*PROBLEM TO SOLVE*
Copy out the lines below that hold the word "Block".

*RECORDS TO USE*
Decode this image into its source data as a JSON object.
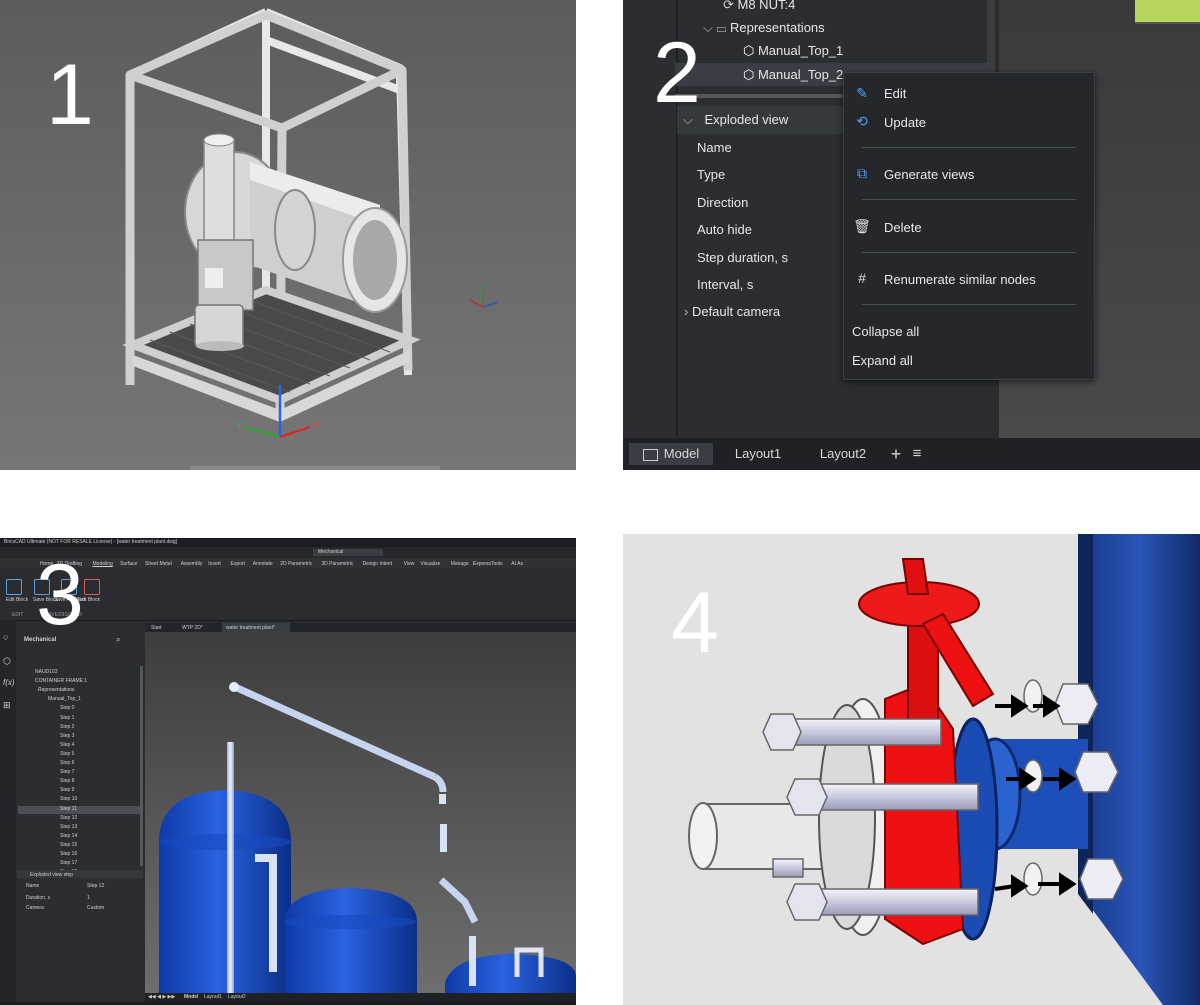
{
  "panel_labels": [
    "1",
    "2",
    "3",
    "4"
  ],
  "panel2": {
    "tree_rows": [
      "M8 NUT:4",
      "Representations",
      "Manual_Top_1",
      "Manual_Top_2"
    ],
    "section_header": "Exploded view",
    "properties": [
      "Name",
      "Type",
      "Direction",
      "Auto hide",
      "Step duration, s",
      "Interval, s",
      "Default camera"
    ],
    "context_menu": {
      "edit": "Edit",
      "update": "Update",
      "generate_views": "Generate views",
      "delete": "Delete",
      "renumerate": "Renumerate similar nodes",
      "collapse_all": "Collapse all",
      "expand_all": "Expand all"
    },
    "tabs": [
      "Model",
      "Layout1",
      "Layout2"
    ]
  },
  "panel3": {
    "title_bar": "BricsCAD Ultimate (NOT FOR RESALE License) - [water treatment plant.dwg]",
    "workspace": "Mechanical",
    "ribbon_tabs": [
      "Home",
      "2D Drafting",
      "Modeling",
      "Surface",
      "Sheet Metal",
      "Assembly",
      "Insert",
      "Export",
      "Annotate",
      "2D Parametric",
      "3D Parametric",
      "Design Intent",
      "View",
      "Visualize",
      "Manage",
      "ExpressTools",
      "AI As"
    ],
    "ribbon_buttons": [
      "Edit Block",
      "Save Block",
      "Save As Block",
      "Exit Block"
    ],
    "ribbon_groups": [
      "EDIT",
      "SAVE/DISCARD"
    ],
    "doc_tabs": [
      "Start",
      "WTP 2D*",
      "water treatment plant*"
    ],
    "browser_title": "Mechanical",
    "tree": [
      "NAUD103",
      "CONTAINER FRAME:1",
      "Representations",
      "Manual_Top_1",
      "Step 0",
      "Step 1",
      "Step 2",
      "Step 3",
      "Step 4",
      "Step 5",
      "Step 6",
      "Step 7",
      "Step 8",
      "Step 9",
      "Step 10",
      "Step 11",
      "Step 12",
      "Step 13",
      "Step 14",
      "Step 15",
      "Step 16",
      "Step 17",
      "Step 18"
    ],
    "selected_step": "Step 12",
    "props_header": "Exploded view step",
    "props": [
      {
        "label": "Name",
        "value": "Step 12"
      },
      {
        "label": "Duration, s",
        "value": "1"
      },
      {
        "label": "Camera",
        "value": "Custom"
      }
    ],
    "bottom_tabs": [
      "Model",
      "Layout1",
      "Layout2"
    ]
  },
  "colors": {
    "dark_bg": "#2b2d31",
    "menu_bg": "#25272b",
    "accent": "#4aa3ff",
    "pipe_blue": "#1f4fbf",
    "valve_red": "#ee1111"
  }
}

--

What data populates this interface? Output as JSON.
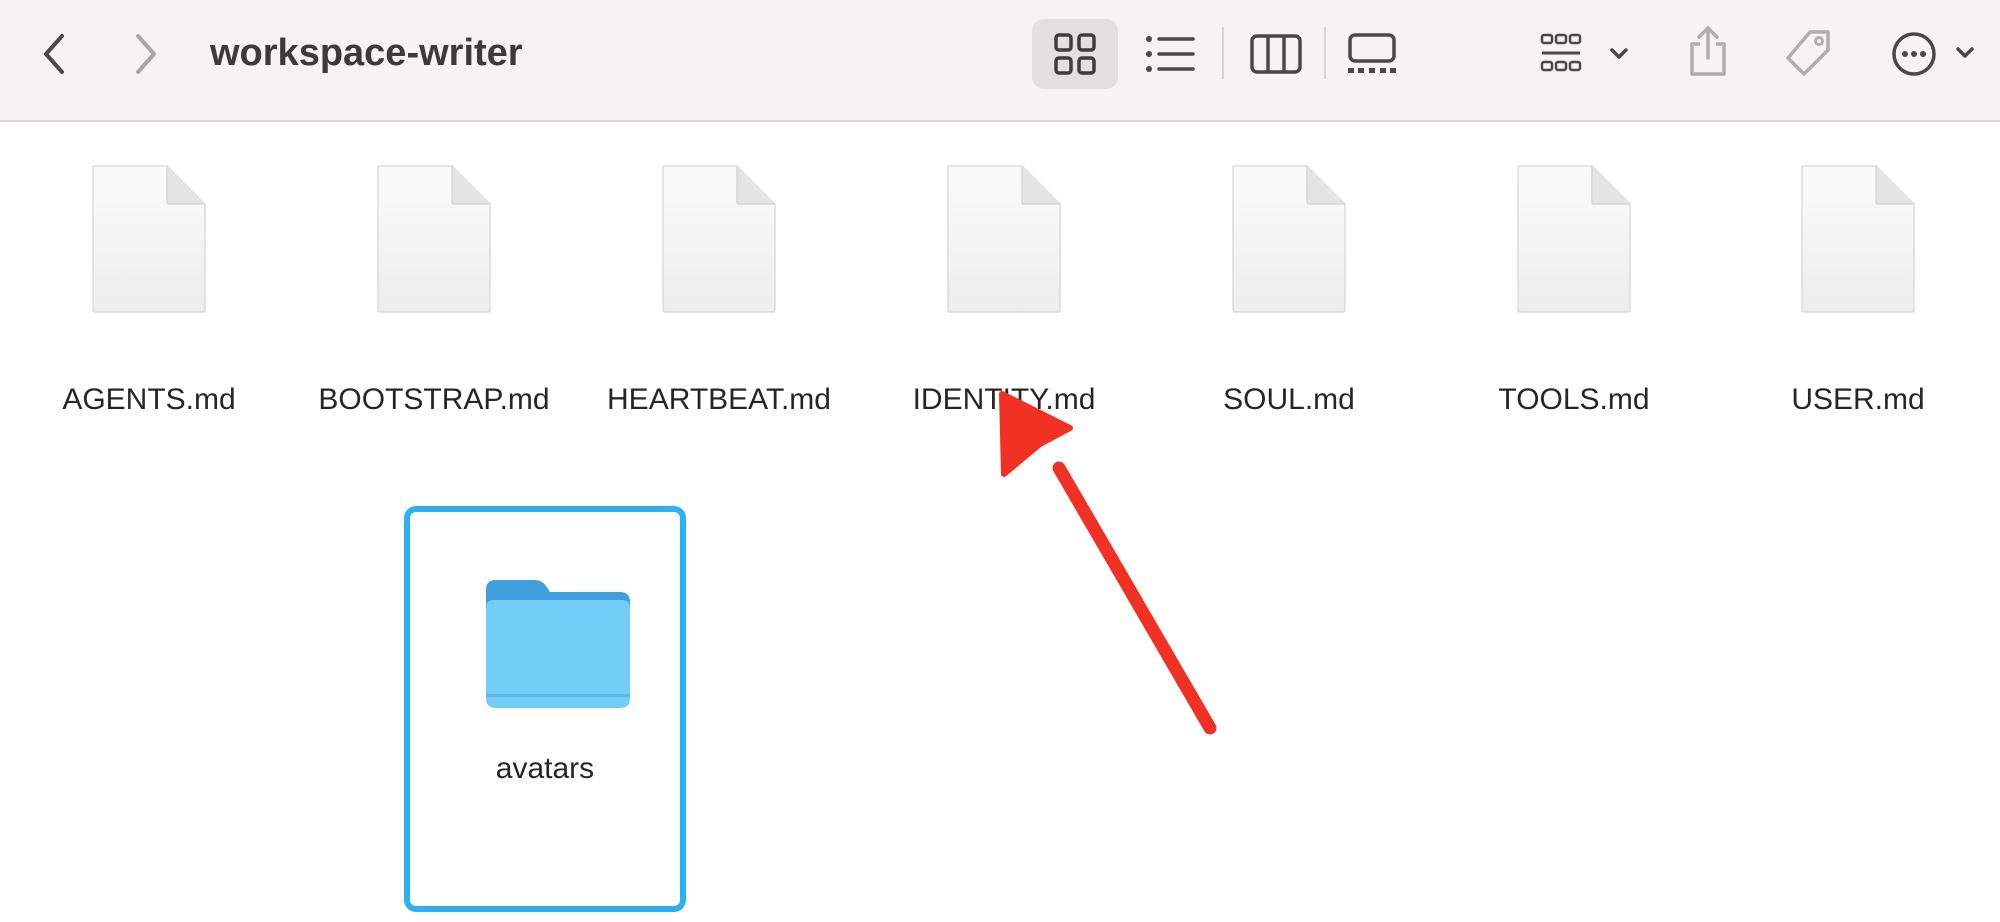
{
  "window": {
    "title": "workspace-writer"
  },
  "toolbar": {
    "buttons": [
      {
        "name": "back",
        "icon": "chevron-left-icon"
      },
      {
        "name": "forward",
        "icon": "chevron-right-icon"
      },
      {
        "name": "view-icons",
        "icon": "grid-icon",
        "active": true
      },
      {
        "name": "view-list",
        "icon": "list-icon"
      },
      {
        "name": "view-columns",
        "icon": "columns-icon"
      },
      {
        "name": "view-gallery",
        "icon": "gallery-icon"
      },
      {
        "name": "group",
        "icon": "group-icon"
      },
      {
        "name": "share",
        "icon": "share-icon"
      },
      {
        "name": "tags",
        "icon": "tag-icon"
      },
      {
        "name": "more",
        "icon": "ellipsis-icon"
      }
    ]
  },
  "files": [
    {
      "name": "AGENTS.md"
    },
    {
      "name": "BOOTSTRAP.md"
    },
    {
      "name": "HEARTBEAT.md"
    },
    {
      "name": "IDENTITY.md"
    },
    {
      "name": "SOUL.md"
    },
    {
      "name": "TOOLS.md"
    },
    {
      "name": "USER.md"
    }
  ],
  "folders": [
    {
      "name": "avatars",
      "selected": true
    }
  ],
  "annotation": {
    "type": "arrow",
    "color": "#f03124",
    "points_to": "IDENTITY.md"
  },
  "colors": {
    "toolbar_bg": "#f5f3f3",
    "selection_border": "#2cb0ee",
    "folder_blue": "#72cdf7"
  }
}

*RESULT*
      "Edit Block",
      "Save Block",
      "Save As Block",
      "Exit Block"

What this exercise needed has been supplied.